**Data for review**
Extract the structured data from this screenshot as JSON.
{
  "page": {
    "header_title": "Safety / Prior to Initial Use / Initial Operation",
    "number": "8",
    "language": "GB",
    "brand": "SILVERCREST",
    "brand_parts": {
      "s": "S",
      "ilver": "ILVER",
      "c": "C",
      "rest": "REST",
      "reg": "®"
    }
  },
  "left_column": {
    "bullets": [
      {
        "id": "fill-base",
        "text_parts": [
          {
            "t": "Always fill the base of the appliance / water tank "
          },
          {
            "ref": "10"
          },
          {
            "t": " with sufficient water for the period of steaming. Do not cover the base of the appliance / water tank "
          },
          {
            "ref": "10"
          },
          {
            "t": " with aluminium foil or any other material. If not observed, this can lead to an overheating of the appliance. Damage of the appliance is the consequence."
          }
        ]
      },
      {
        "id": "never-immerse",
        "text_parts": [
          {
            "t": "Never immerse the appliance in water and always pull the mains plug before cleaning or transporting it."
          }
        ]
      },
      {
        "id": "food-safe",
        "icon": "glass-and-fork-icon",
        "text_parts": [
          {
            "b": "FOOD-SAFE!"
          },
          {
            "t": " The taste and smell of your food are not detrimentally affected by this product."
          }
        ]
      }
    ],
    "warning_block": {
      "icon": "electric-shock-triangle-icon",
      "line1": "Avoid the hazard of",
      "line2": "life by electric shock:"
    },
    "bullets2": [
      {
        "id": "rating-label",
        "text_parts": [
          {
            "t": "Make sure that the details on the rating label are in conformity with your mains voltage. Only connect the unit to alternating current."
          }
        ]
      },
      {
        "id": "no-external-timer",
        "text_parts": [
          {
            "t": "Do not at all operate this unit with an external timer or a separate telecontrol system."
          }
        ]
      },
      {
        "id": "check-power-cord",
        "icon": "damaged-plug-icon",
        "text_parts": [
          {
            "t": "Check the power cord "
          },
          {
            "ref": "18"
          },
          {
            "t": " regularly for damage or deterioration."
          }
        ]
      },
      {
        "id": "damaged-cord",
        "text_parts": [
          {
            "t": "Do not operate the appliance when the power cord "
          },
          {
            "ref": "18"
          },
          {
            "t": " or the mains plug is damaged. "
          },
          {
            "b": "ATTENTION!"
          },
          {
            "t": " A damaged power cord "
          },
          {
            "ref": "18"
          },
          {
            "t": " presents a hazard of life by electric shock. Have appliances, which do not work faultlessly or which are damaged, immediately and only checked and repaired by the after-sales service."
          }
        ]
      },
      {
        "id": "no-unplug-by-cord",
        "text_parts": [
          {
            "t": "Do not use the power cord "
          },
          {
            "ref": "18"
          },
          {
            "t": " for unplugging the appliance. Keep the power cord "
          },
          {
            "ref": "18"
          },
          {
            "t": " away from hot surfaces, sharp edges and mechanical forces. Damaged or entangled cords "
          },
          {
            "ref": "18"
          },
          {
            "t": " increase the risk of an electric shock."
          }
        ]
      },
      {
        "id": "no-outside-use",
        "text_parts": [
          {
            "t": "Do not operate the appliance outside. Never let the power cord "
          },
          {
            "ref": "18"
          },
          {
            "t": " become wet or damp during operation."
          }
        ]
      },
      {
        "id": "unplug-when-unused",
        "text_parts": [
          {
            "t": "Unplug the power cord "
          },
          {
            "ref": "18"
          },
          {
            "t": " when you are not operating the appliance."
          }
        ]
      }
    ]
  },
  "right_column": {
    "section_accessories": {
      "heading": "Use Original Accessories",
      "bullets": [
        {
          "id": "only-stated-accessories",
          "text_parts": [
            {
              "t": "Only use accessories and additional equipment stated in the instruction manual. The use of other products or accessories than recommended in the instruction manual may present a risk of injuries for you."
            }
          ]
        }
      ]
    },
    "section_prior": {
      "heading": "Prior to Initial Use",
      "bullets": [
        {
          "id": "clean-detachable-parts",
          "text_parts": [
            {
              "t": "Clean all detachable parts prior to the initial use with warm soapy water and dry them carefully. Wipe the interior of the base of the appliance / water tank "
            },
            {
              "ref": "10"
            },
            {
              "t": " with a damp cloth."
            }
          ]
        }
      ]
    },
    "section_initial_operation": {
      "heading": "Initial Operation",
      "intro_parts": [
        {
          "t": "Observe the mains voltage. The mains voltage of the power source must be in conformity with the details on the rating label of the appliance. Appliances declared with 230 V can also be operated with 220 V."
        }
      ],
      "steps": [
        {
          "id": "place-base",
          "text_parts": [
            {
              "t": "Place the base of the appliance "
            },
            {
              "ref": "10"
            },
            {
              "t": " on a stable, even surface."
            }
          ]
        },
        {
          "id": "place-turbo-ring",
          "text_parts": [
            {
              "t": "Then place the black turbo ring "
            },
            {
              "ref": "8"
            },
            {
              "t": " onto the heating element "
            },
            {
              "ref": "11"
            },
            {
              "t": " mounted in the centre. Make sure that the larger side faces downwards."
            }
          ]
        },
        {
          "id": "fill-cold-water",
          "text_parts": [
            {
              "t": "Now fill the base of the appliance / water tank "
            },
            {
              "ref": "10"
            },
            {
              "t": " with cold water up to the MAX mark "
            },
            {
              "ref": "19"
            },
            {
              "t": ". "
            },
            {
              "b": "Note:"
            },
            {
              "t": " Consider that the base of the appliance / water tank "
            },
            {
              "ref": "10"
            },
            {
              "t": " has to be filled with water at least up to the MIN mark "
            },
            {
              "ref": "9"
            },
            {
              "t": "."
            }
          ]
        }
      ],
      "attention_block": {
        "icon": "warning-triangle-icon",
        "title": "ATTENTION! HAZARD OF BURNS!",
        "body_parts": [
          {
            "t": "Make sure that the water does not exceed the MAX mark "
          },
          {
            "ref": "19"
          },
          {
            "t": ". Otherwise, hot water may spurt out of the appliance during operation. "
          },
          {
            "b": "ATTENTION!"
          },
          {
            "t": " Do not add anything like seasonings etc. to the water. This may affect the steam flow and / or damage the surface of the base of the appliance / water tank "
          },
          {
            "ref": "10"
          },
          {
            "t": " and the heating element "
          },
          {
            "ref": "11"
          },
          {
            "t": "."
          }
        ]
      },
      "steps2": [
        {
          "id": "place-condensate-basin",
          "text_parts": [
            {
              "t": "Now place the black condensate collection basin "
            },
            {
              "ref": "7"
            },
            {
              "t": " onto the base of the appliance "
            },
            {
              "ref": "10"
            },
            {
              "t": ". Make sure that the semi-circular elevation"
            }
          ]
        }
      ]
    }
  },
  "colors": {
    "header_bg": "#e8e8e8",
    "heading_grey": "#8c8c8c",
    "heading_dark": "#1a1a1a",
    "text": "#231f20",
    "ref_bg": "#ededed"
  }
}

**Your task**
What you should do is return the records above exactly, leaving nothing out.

**Result of this task**
Extract the structured data from this screenshot as JSON.
{
  "page": {
    "header_title": "Safety / Prior to Initial Use / Initial Operation",
    "number": "8",
    "language": "GB",
    "brand": "SILVERCREST",
    "brand_parts": {
      "s": "S",
      "ilver": "ILVER",
      "c": "C",
      "rest": "REST",
      "reg": "®"
    }
  },
  "left_column": {
    "bullets": [
      {
        "id": "fill-base",
        "text_parts": [
          {
            "t": "Always fill the base of the appliance / water tank "
          },
          {
            "ref": "10"
          },
          {
            "t": " with sufficient water for the period of steaming. Do not cover the base of the appliance / water tank "
          },
          {
            "ref": "10"
          },
          {
            "t": " with aluminium foil or any other material. If not observed, this can lead to an overheating of the appliance. Damage of the appliance is the consequence."
          }
        ]
      },
      {
        "id": "never-immerse",
        "text_parts": [
          {
            "t": "Never immerse the appliance in water and always pull the mains plug before cleaning or transporting it."
          }
        ]
      },
      {
        "id": "food-safe",
        "icon": "glass-and-fork-icon",
        "text_parts": [
          {
            "b": "FOOD-SAFE!"
          },
          {
            "t": " The taste and smell of your food are not detrimentally affected by this product."
          }
        ]
      }
    ],
    "warning_block": {
      "icon": "electric-shock-triangle-icon",
      "line1": "Avoid the hazard of",
      "line2": "life by electric shock:"
    },
    "bullets2": [
      {
        "id": "rating-label",
        "text_parts": [
          {
            "t": "Make sure that the details on the rating label are in conformity with your mains voltage. Only connect the unit to alternating current."
          }
        ]
      },
      {
        "id": "no-external-timer",
        "text_parts": [
          {
            "t": "Do not at all operate this unit with an external timer or a separate telecontrol system."
          }
        ]
      },
      {
        "id": "check-power-cord",
        "icon": "damaged-plug-icon",
        "text_parts": [
          {
            "t": "Check the power cord "
          },
          {
            "ref": "18"
          },
          {
            "t": " regularly for damage or deterioration."
          }
        ]
      },
      {
        "id": "damaged-cord",
        "text_parts": [
          {
            "t": "Do not operate the appliance when the power cord "
          },
          {
            "ref": "18"
          },
          {
            "t": " or the mains plug is damaged. "
          },
          {
            "b": "ATTENTION!"
          },
          {
            "t": " A damaged power cord "
          },
          {
            "ref": "18"
          },
          {
            "t": " presents a hazard of life by electric shock. Have appliances, which do not work faultlessly or which are damaged, immediately and only checked and repaired by the after-sales service."
          }
        ]
      },
      {
        "id": "no-unplug-by-cord",
        "text_parts": [
          {
            "t": "Do not use the power cord "
          },
          {
            "ref": "18"
          },
          {
            "t": " for unplugging the appliance. Keep the power cord "
          },
          {
            "ref": "18"
          },
          {
            "t": " away from hot surfaces, sharp edges and mechanical forces. Damaged or entangled cords "
          },
          {
            "ref": "18"
          },
          {
            "t": " increase the risk of an electric shock."
          }
        ]
      },
      {
        "id": "no-outside-use",
        "text_parts": [
          {
            "t": "Do not operate the appliance outside. Never let the power cord "
          },
          {
            "ref": "18"
          },
          {
            "t": " become wet or damp during operation."
          }
        ]
      },
      {
        "id": "unplug-when-unused",
        "text_parts": [
          {
            "t": "Unplug the power cord "
          },
          {
            "ref": "18"
          },
          {
            "t": " when you are not operating the appliance."
          }
        ]
      }
    ]
  },
  "right_column": {
    "section_accessories": {
      "heading": "Use Original Accessories",
      "bullets": [
        {
          "id": "only-stated-accessories",
          "text_parts": [
            {
              "t": "Only use accessories and additional equipment stated in the instruction manual. The use of other products or accessories than recommended in the instruction manual may present a risk of injuries for you."
            }
          ]
        }
      ]
    },
    "section_prior": {
      "heading": "Prior to Initial Use",
      "bullets": [
        {
          "id": "clean-detachable-parts",
          "text_parts": [
            {
              "t": "Clean all detachable parts prior to the initial use with warm soapy water and dry them carefully. Wipe the interior of the base of the appliance / water tank "
            },
            {
              "ref": "10"
            },
            {
              "t": " with a damp cloth."
            }
          ]
        }
      ]
    },
    "section_initial_operation": {
      "heading": "Initial Operation",
      "intro_parts": [
        {
          "t": "Observe the mains voltage. The mains voltage of the power source must be in conformity with the details on the rating label of the appliance. Appliances declared with 230 V can also be operated with 220 V."
        }
      ],
      "steps": [
        {
          "id": "place-base",
          "text_parts": [
            {
              "t": "Place the base of the appliance "
            },
            {
              "ref": "10"
            },
            {
              "t": " on a stable, even surface."
            }
          ]
        },
        {
          "id": "place-turbo-ring",
          "text_parts": [
            {
              "t": "Then place the black turbo ring "
            },
            {
              "ref": "8"
            },
            {
              "t": " onto the heating element "
            },
            {
              "ref": "11"
            },
            {
              "t": " mounted in the centre. Make sure that the larger side faces downwards."
            }
          ]
        },
        {
          "id": "fill-cold-water",
          "text_parts": [
            {
              "t": "Now fill the base of the appliance / water tank "
            },
            {
              "ref": "10"
            },
            {
              "t": " with cold water up to the MAX mark "
            },
            {
              "ref": "19"
            },
            {
              "t": ". "
            },
            {
              "b": "Note:"
            },
            {
              "t": " Consider that the base of the appliance / water tank "
            },
            {
              "ref": "10"
            },
            {
              "t": " has to be filled with water at least up to the MIN mark "
            },
            {
              "ref": "9"
            },
            {
              "t": "."
            }
          ]
        }
      ],
      "attention_block": {
        "icon": "warning-triangle-icon",
        "title": "ATTENTION! HAZARD OF BURNS!",
        "body_parts": [
          {
            "t": "Make sure that the water does not exceed the MAX mark "
          },
          {
            "ref": "19"
          },
          {
            "t": ". Otherwise, hot water may spurt out of the appliance during operation. "
          },
          {
            "b": "ATTENTION!"
          },
          {
            "t": " Do not add anything like seasonings etc. to the water. This may affect the steam flow and / or damage the surface of the base of the appliance / water tank "
          },
          {
            "ref": "10"
          },
          {
            "t": " and the heating element "
          },
          {
            "ref": "11"
          },
          {
            "t": "."
          }
        ]
      },
      "steps2": [
        {
          "id": "place-condensate-basin",
          "text_parts": [
            {
              "t": "Now place the black condensate collection basin "
            },
            {
              "ref": "7"
            },
            {
              "t": " onto the base of the appliance "
            },
            {
              "ref": "10"
            },
            {
              "t": ". Make sure that the semi-circular elevation"
            }
          ]
        }
      ]
    }
  },
  "colors": {
    "header_bg": "#e8e8e8",
    "heading_grey": "#8c8c8c",
    "heading_dark": "#1a1a1a",
    "text": "#231f20",
    "ref_bg": "#ededed"
  }
}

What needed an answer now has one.